• _Information shown_
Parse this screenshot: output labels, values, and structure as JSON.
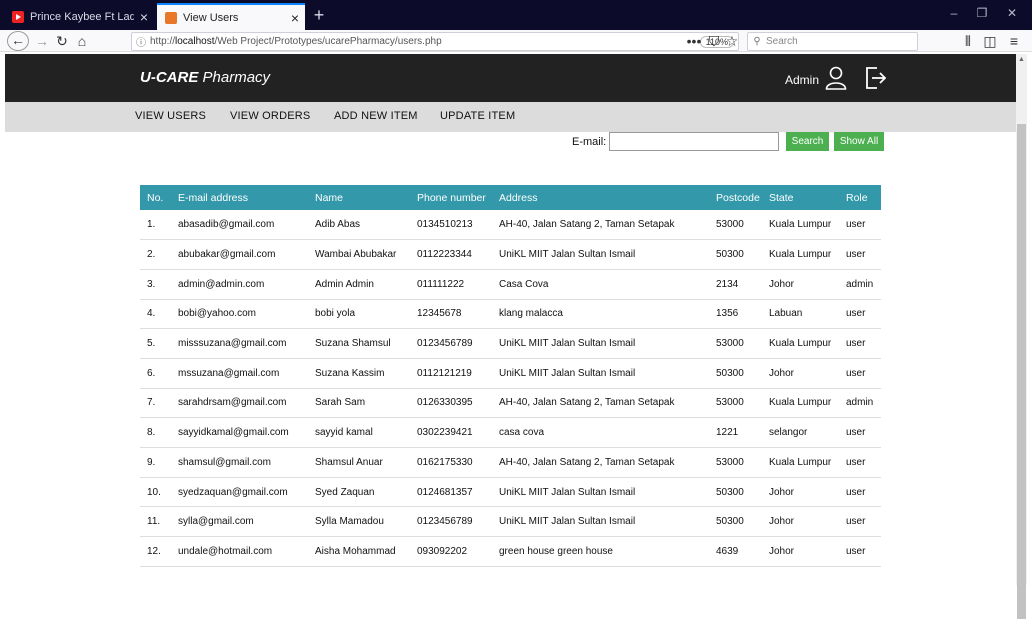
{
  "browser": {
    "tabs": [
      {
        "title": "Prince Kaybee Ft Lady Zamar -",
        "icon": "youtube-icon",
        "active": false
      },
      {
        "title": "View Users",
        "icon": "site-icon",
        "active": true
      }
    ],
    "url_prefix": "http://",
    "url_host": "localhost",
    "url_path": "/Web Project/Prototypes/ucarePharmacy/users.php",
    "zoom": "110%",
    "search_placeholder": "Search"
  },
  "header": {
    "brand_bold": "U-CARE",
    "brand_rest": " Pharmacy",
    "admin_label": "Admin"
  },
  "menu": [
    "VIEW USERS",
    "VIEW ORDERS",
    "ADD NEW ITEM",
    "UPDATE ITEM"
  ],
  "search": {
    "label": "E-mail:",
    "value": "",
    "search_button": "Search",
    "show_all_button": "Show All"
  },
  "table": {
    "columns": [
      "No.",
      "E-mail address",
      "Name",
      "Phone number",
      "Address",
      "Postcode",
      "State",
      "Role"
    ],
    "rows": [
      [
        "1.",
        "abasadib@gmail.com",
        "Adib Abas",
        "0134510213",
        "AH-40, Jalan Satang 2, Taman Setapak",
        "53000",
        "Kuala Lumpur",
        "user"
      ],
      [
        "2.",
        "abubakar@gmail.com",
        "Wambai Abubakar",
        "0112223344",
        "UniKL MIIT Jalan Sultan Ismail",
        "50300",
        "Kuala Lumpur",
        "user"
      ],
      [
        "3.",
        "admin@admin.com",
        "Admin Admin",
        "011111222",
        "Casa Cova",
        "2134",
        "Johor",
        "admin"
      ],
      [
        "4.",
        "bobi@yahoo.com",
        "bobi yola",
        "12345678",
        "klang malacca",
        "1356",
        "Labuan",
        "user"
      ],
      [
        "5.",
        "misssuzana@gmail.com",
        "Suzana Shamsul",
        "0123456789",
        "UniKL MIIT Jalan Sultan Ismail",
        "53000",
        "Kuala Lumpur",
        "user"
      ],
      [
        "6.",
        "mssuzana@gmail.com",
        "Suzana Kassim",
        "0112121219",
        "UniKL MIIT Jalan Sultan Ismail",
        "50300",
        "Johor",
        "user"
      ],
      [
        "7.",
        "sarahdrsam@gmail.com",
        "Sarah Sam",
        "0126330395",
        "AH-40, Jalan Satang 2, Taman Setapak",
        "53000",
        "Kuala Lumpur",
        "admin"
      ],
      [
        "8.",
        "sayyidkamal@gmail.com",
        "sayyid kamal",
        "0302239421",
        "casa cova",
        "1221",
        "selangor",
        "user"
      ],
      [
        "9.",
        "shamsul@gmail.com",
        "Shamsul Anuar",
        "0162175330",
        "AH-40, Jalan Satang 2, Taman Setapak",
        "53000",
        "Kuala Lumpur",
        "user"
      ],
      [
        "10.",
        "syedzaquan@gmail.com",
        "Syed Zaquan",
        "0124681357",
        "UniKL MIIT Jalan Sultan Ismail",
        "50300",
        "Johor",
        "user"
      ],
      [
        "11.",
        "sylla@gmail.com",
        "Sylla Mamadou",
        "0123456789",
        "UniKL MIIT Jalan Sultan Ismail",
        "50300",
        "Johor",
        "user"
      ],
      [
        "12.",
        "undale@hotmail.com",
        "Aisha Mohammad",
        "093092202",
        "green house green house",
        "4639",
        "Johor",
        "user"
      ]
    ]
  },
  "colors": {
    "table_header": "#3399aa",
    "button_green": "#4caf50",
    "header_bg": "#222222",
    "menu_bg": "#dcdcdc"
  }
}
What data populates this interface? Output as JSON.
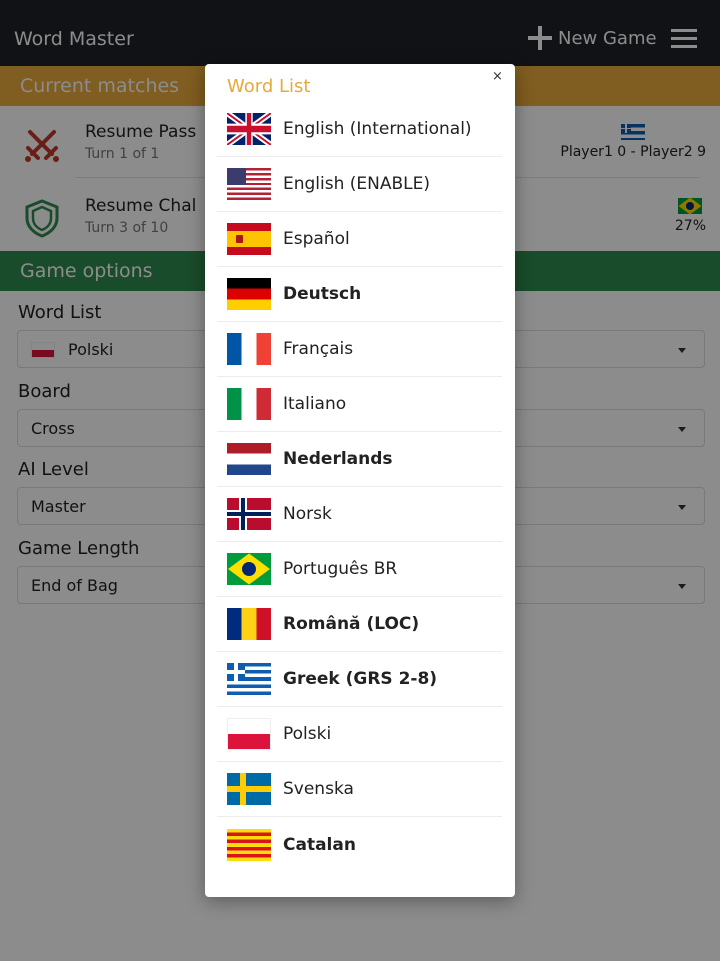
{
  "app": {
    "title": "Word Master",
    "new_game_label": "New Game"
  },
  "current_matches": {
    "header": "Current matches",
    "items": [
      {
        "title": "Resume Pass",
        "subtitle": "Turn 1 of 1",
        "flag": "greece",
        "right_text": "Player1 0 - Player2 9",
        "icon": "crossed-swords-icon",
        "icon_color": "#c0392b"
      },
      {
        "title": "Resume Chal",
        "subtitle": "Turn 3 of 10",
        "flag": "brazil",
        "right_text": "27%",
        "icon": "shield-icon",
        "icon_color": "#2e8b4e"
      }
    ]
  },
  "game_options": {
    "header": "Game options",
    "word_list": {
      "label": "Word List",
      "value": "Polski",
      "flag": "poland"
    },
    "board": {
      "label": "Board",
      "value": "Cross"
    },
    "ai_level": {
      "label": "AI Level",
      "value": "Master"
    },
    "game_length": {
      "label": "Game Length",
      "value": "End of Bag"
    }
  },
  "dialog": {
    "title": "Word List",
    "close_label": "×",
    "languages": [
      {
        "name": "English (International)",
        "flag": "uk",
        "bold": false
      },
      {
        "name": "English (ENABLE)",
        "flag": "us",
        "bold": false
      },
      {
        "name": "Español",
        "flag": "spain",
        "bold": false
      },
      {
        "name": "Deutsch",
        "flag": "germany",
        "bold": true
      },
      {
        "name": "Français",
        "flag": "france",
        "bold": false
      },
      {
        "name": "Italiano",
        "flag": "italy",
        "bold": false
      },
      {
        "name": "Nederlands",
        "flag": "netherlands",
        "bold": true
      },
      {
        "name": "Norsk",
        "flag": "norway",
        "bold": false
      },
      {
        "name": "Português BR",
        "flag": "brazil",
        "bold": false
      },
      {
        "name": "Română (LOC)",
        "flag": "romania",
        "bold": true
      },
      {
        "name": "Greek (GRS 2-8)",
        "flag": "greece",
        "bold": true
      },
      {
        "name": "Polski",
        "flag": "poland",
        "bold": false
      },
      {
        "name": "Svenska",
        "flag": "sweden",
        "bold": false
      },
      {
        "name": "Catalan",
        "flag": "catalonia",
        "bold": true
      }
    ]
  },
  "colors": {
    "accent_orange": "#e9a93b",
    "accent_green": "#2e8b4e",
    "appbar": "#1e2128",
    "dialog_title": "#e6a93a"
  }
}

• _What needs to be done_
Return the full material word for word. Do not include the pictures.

• _Answer to the exercise_
Parse this screenshot: output labels, values, and structure as JSON.
{
  "browser": {
    "tabs": [
      {
        "title": "Prince Kaybee Ft Lady Zamar -",
        "icon": "youtube-icon",
        "active": false
      },
      {
        "title": "View Users",
        "icon": "site-icon",
        "active": true
      }
    ],
    "url_prefix": "http://",
    "url_host": "localhost",
    "url_path": "/Web Project/Prototypes/ucarePharmacy/users.php",
    "zoom": "110%",
    "search_placeholder": "Search"
  },
  "header": {
    "brand_bold": "U-CARE",
    "brand_rest": " Pharmacy",
    "admin_label": "Admin"
  },
  "menu": [
    "VIEW USERS",
    "VIEW ORDERS",
    "ADD NEW ITEM",
    "UPDATE ITEM"
  ],
  "search": {
    "label": "E-mail:",
    "value": "",
    "search_button": "Search",
    "show_all_button": "Show All"
  },
  "table": {
    "columns": [
      "No.",
      "E-mail address",
      "Name",
      "Phone number",
      "Address",
      "Postcode",
      "State",
      "Role"
    ],
    "rows": [
      [
        "1.",
        "abasadib@gmail.com",
        "Adib Abas",
        "0134510213",
        "AH-40, Jalan Satang 2, Taman Setapak",
        "53000",
        "Kuala Lumpur",
        "user"
      ],
      [
        "2.",
        "abubakar@gmail.com",
        "Wambai Abubakar",
        "0112223344",
        "UniKL MIIT Jalan Sultan Ismail",
        "50300",
        "Kuala Lumpur",
        "user"
      ],
      [
        "3.",
        "admin@admin.com",
        "Admin Admin",
        "011111222",
        "Casa Cova",
        "2134",
        "Johor",
        "admin"
      ],
      [
        "4.",
        "bobi@yahoo.com",
        "bobi yola",
        "12345678",
        "klang malacca",
        "1356",
        "Labuan",
        "user"
      ],
      [
        "5.",
        "misssuzana@gmail.com",
        "Suzana Shamsul",
        "0123456789",
        "UniKL MIIT Jalan Sultan Ismail",
        "53000",
        "Kuala Lumpur",
        "user"
      ],
      [
        "6.",
        "mssuzana@gmail.com",
        "Suzana Kassim",
        "0112121219",
        "UniKL MIIT Jalan Sultan Ismail",
        "50300",
        "Johor",
        "user"
      ],
      [
        "7.",
        "sarahdrsam@gmail.com",
        "Sarah Sam",
        "0126330395",
        "AH-40, Jalan Satang 2, Taman Setapak",
        "53000",
        "Kuala Lumpur",
        "admin"
      ],
      [
        "8.",
        "sayyidkamal@gmail.com",
        "sayyid kamal",
        "0302239421",
        "casa cova",
        "1221",
        "selangor",
        "user"
      ],
      [
        "9.",
        "shamsul@gmail.com",
        "Shamsul Anuar",
        "0162175330",
        "AH-40, Jalan Satang 2, Taman Setapak",
        "53000",
        "Kuala Lumpur",
        "user"
      ],
      [
        "10.",
        "syedzaquan@gmail.com",
        "Syed Zaquan",
        "0124681357",
        "UniKL MIIT Jalan Sultan Ismail",
        "50300",
        "Johor",
        "user"
      ],
      [
        "11.",
        "sylla@gmail.com",
        "Sylla Mamadou",
        "0123456789",
        "UniKL MIIT Jalan Sultan Ismail",
        "50300",
        "Johor",
        "user"
      ],
      [
        "12.",
        "undale@hotmail.com",
        "Aisha Mohammad",
        "093092202",
        "green house green house",
        "4639",
        "Johor",
        "user"
      ]
    ]
  },
  "colors": {
    "table_header": "#3399aa",
    "button_green": "#4caf50",
    "header_bg": "#222222",
    "menu_bg": "#dcdcdc"
  }
}
What data populates this interface? Output as JSON.
{
  "app": {
    "title": "Word Master",
    "new_game_label": "New Game"
  },
  "current_matches": {
    "header": "Current matches",
    "items": [
      {
        "title": "Resume Pass",
        "subtitle": "Turn 1 of 1",
        "flag": "greece",
        "right_text": "Player1 0 - Player2 9",
        "icon": "crossed-swords-icon",
        "icon_color": "#c0392b"
      },
      {
        "title": "Resume Chal",
        "subtitle": "Turn 3 of 10",
        "flag": "brazil",
        "right_text": "27%",
        "icon": "shield-icon",
        "icon_color": "#2e8b4e"
      }
    ]
  },
  "game_options": {
    "header": "Game options",
    "word_list": {
      "label": "Word List",
      "value": "Polski",
      "flag": "poland"
    },
    "board": {
      "label": "Board",
      "value": "Cross"
    },
    "ai_level": {
      "label": "AI Level",
      "value": "Master"
    },
    "game_length": {
      "label": "Game Length",
      "value": "End of Bag"
    }
  },
  "dialog": {
    "title": "Word List",
    "close_label": "×",
    "languages": [
      {
        "name": "English (International)",
        "flag": "uk",
        "bold": false
      },
      {
        "name": "English (ENABLE)",
        "flag": "us",
        "bold": false
      },
      {
        "name": "Español",
        "flag": "spain",
        "bold": false
      },
      {
        "name": "Deutsch",
        "flag": "germany",
        "bold": true
      },
      {
        "name": "Français",
        "flag": "france",
        "bold": false
      },
      {
        "name": "Italiano",
        "flag": "italy",
        "bold": false
      },
      {
        "name": "Nederlands",
        "flag": "netherlands",
        "bold": true
      },
      {
        "name": "Norsk",
        "flag": "norway",
        "bold": false
      },
      {
        "name": "Português BR",
        "flag": "brazil",
        "bold": false
      },
      {
        "name": "Română (LOC)",
        "flag": "romania",
        "bold": true
      },
      {
        "name": "Greek (GRS 2-8)",
        "flag": "greece",
        "bold": true
      },
      {
        "name": "Polski",
        "flag": "poland",
        "bold": false
      },
      {
        "name": "Svenska",
        "flag": "sweden",
        "bold": false
      },
      {
        "name": "Catalan",
        "flag": "catalonia",
        "bold": true
      }
    ]
  },
  "colors": {
    "accent_orange": "#e9a93b",
    "accent_green": "#2e8b4e",
    "appbar": "#1e2128",
    "dialog_title": "#e6a93a"
  }
}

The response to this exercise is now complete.